An adaptation of a book does not always make a satisfying play. Too often the words and characters remain rooted to the page and numerous short scenes can result in a very fractured and dull interpretation.
And then of course a book can be popular because it allows the reader to imagine the events and the characters in their own way whilst a play or film presents these people and situations physically in front of your eyes.
Birdsong the play doesn't overcome the problems. The long first half is a continual succession of short scenes that becomes wearing and doesn't allow the characters to develop. A team of twelve actors work hard not only doubling and trebling roles (in some cases) but efficiently moving the furniture around too.
However, the landscape of war is brilliantly recreated by the designer Victoria Spearing, even if the Azaire's drawing room sits uncomfortably within, and the lighting and sound are excellently done.
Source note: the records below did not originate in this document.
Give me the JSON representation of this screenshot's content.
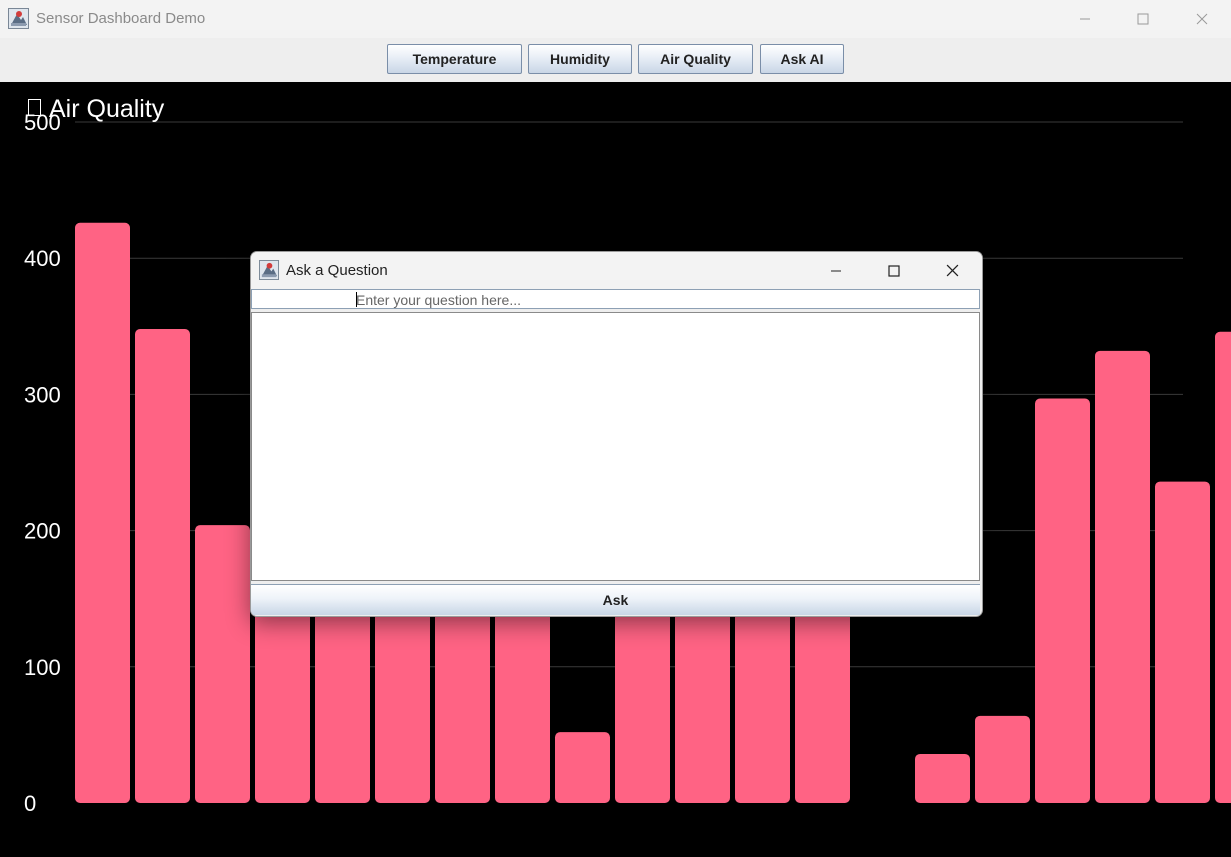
{
  "window": {
    "title": "Sensor Dashboard Demo",
    "minimize_icon": "minimize-icon",
    "maximize_icon": "maximize-icon",
    "close_icon": "close-icon"
  },
  "toolbar": {
    "buttons": [
      {
        "label": "Temperature"
      },
      {
        "label": "Humidity"
      },
      {
        "label": "Air Quality"
      },
      {
        "label": "Ask AI"
      }
    ]
  },
  "chart": {
    "title": "Air Quality",
    "title_glyph": "missing-glyph-box",
    "bar_color": "#ff6384",
    "background": "#000000"
  },
  "chart_data": {
    "type": "bar",
    "title": "Air Quality",
    "xlabel": "",
    "ylabel": "",
    "ylim": [
      0,
      500
    ],
    "yticks": [
      0,
      100,
      200,
      300,
      400,
      500
    ],
    "grid": true,
    "values": [
      426,
      348,
      204,
      140,
      140,
      140,
      140,
      140,
      52,
      140,
      140,
      140,
      140,
      0,
      36,
      64,
      297,
      332,
      236,
      346
    ]
  },
  "dialog": {
    "title": "Ask a Question",
    "input_placeholder": "Enter your question here...",
    "answer_text": "",
    "ask_label": "Ask"
  }
}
Birdsong is a passionate love story set against events at the Western Front in France but it is the war scenes that dominate this production. In particular Tim Treloar and Liam McCormick show us the hardship, the terrors and the sadness of the situation.
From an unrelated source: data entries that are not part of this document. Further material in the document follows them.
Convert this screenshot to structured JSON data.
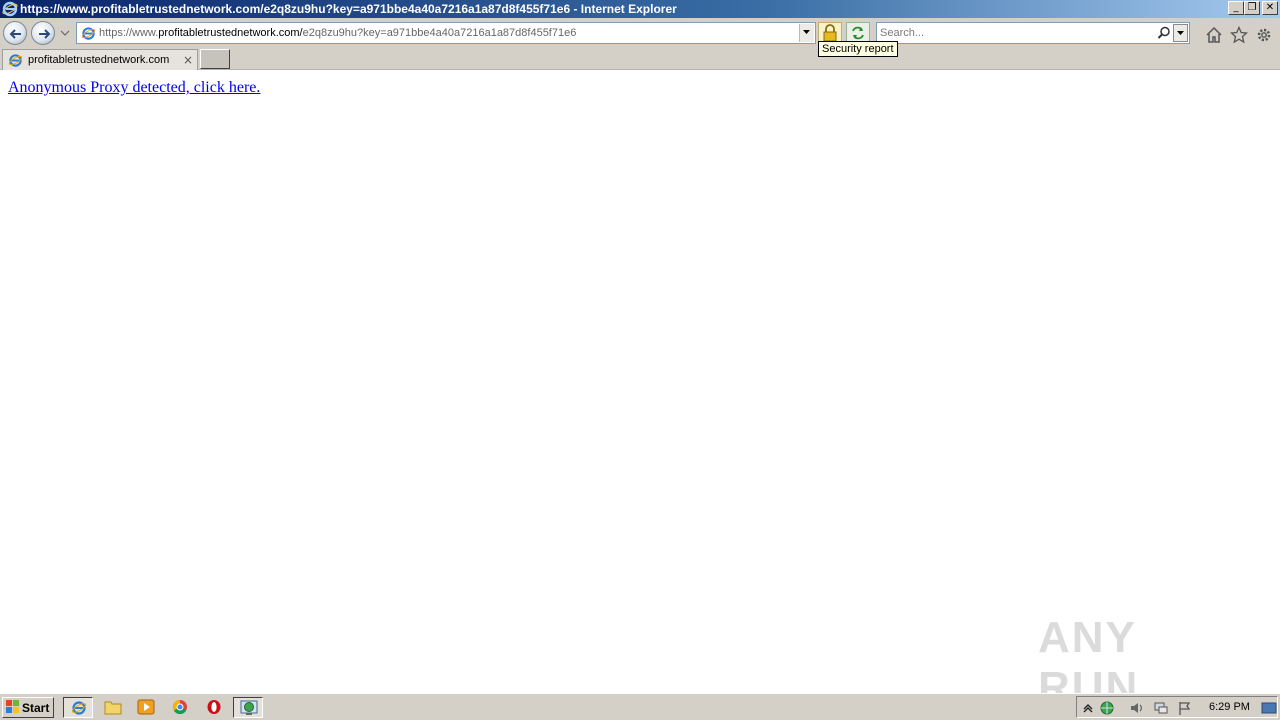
{
  "window": {
    "title": "https://www.profitabletrustednetwork.com/e2q8zu9hu?key=a971bbe4a40a7216a1a87d8f455f71e6 - Internet Explorer",
    "minimize_glyph": "_",
    "maximize_glyph": "❐",
    "close_glyph": "✕"
  },
  "address_bar": {
    "url_prefix": "https://www.",
    "url_domain": "profitabletrustednetwork.com/",
    "url_path": "e2q8zu9hu?key=a971bbe4a40a7216a1a87d8f455f71e6"
  },
  "tooltip": {
    "text": "Security report"
  },
  "search": {
    "placeholder": "Search..."
  },
  "tab": {
    "label": "profitabletrustednetwork.com",
    "close_glyph": "×"
  },
  "content": {
    "link_text": "Anonymous Proxy detected, click here."
  },
  "watermark": {
    "text": "ANY RUN"
  },
  "taskbar": {
    "start_label": "Start",
    "clock": "6:29 PM"
  },
  "icons": {
    "back": "back-arrow-icon",
    "forward": "forward-arrow-icon",
    "lock": "lock-icon",
    "refresh": "refresh-icon",
    "home": "home-icon",
    "favorites": "star-icon",
    "tools": "gear-icon"
  },
  "colors": {
    "titlebar_start": "#0a246a",
    "titlebar_end": "#a6caf0",
    "chrome": "#d4d0c8",
    "link": "#0000ee",
    "tooltip_bg": "#ffffe1"
  }
}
Malcolm James convincingly doubles the roles of the sadistic Azaire and the kindly Captain Gray whilst Poppy Roe makes a very heartfelt and moving Jeanne.
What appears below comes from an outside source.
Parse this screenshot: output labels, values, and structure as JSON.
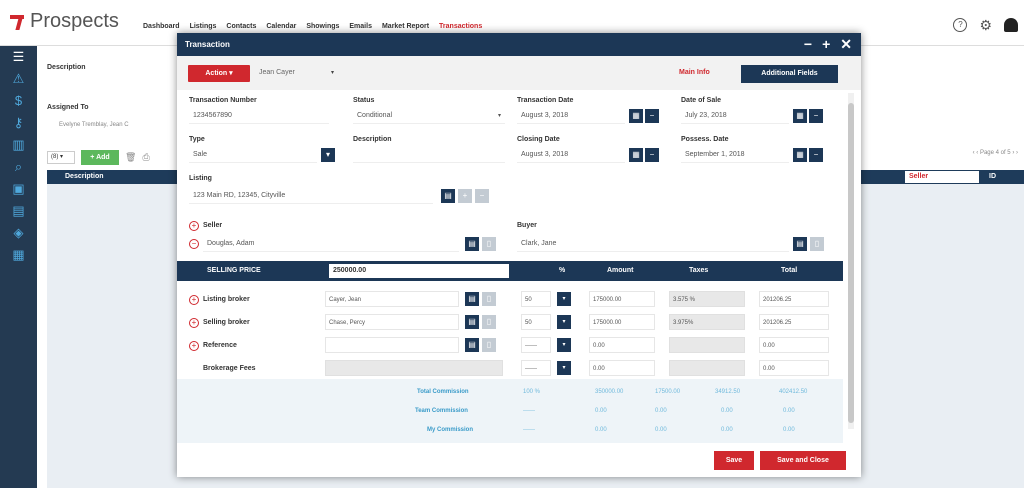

As Stephen Wraysford Jonathan Smith captures the caring and honest officer who is prepared to fight with his men and Sarah Jayne Dunn shows true feelings in the second half.
A story of love and loss, unrequited love and the horrors of war should wring you out and bring you to tears but whilst Birdsong is a worthy production with some fine moments it never quite gets there. I fear there are too many dry eyes in the house at the end.